---------- Listed records ----------
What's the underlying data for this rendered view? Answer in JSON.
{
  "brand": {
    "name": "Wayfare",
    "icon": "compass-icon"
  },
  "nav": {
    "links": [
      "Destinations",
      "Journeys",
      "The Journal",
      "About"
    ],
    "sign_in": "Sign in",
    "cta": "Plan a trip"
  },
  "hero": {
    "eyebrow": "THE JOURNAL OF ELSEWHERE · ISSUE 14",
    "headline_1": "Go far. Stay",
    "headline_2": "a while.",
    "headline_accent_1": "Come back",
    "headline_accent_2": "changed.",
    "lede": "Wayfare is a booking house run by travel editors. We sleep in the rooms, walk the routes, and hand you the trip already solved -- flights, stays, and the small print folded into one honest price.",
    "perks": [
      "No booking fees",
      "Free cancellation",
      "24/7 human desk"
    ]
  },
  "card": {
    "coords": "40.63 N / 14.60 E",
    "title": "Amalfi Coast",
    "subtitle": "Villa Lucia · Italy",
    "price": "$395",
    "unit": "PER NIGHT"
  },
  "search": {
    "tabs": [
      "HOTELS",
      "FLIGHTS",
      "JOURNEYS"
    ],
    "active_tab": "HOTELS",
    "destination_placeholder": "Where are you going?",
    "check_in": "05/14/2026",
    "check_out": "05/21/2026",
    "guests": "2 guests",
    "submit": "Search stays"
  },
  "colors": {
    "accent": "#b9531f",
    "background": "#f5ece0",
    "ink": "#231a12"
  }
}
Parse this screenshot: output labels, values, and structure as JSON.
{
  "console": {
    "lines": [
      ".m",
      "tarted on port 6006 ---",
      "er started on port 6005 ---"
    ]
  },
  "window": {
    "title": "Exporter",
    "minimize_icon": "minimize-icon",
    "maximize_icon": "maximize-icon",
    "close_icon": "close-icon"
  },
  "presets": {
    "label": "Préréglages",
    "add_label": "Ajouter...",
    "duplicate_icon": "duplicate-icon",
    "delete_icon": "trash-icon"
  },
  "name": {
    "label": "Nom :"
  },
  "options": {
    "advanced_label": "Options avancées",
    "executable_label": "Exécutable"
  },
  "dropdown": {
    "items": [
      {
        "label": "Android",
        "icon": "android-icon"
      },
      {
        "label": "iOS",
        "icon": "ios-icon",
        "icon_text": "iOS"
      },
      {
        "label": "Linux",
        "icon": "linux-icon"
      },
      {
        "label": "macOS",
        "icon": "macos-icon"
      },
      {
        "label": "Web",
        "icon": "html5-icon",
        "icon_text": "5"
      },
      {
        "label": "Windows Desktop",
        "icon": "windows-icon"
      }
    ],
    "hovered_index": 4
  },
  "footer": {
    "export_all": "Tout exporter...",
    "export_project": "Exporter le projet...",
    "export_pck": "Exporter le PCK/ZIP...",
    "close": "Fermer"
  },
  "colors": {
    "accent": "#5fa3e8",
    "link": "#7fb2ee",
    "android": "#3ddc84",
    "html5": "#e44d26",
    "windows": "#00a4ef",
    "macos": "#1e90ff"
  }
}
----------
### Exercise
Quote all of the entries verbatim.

### Reply to the task
What's the underlying data for this rendered view? Answer in JSON.
{
  "brand": {
    "name": "Wayfare",
    "icon": "compass-icon"
  },
  "nav": {
    "links": [
      "Destinations",
      "Journeys",
      "The Journal",
      "About"
    ],
    "sign_in": "Sign in",
    "cta": "Plan a trip"
  },
  "hero": {
    "eyebrow": "THE JOURNAL OF ELSEWHERE · ISSUE 14",
    "headline_1": "Go far. Stay",
    "headline_2": "a while.",
    "headline_accent_1": "Come back",
    "headline_accent_2": "changed.",
    "lede": "Wayfare is a booking house run by travel editors. We sleep in the rooms, walk the routes, and hand you the trip already solved -- flights, stays, and the small print folded into one honest price.",
    "perks": [
      "No booking fees",
      "Free cancellation",
      "24/7 human desk"
    ]
  },
  "card": {
    "coords": "40.63 N / 14.60 E",
    "title": "Amalfi Coast",
    "subtitle": "Villa Lucia · Italy",
    "price": "$395",
    "unit": "PER NIGHT"
  },
  "search": {
    "tabs": [
      "HOTELS",
      "FLIGHTS",
      "JOURNEYS"
    ],
    "active_tab": "HOTELS",
    "destination_placeholder": "Where are you going?",
    "check_in": "05/14/2026",
    "check_out": "05/21/2026",
    "guests": "2 guests",
    "submit": "Search stays"
  },
  "colors": {
    "accent": "#b9531f",
    "background": "#f5ece0",
    "ink": "#231a12"
  }
}
Parse this screenshot: output labels, values, and structure as JSON.
{
  "console": {
    "lines": [
      ".m",
      "tarted on port 6006 ---",
      "er started on port 6005 ---"
    ]
  },
  "window": {
    "title": "Exporter",
    "minimize_icon": "minimize-icon",
    "maximize_icon": "maximize-icon",
    "close_icon": "close-icon"
  },
  "presets": {
    "label": "Préréglages",
    "add_label": "Ajouter...",
    "duplicate_icon": "duplicate-icon",
    "delete_icon": "trash-icon"
  },
  "name": {
    "label": "Nom :"
  },
  "options": {
    "advanced_label": "Options avancées",
    "executable_label": "Exécutable"
  },
  "dropdown": {
    "items": [
      {
        "label": "Android",
        "icon": "android-icon"
      },
      {
        "label": "iOS",
        "icon": "ios-icon",
        "icon_text": "iOS"
      },
      {
        "label": "Linux",
        "icon": "linux-icon"
      },
      {
        "label": "macOS",
        "icon": "macos-icon"
      },
      {
        "label": "Web",
        "icon": "html5-icon",
        "icon_text": "5"
      },
      {
        "label": "Windows Desktop",
        "icon": "windows-icon"
      }
    ],
    "hovered_index": 4
  },
  "footer": {
    "export_all": "Tout exporter...",
    "export_project": "Exporter le projet...",
    "export_pck": "Exporter le PCK/ZIP...",
    "close": "Fermer"
  },
  "colors": {
    "accent": "#5fa3e8",
    "link": "#7fb2ee",
    "android": "#3ddc84",
    "html5": "#e44d26",
    "windows": "#00a4ef",
    "macos": "#1e90ff"
  }
}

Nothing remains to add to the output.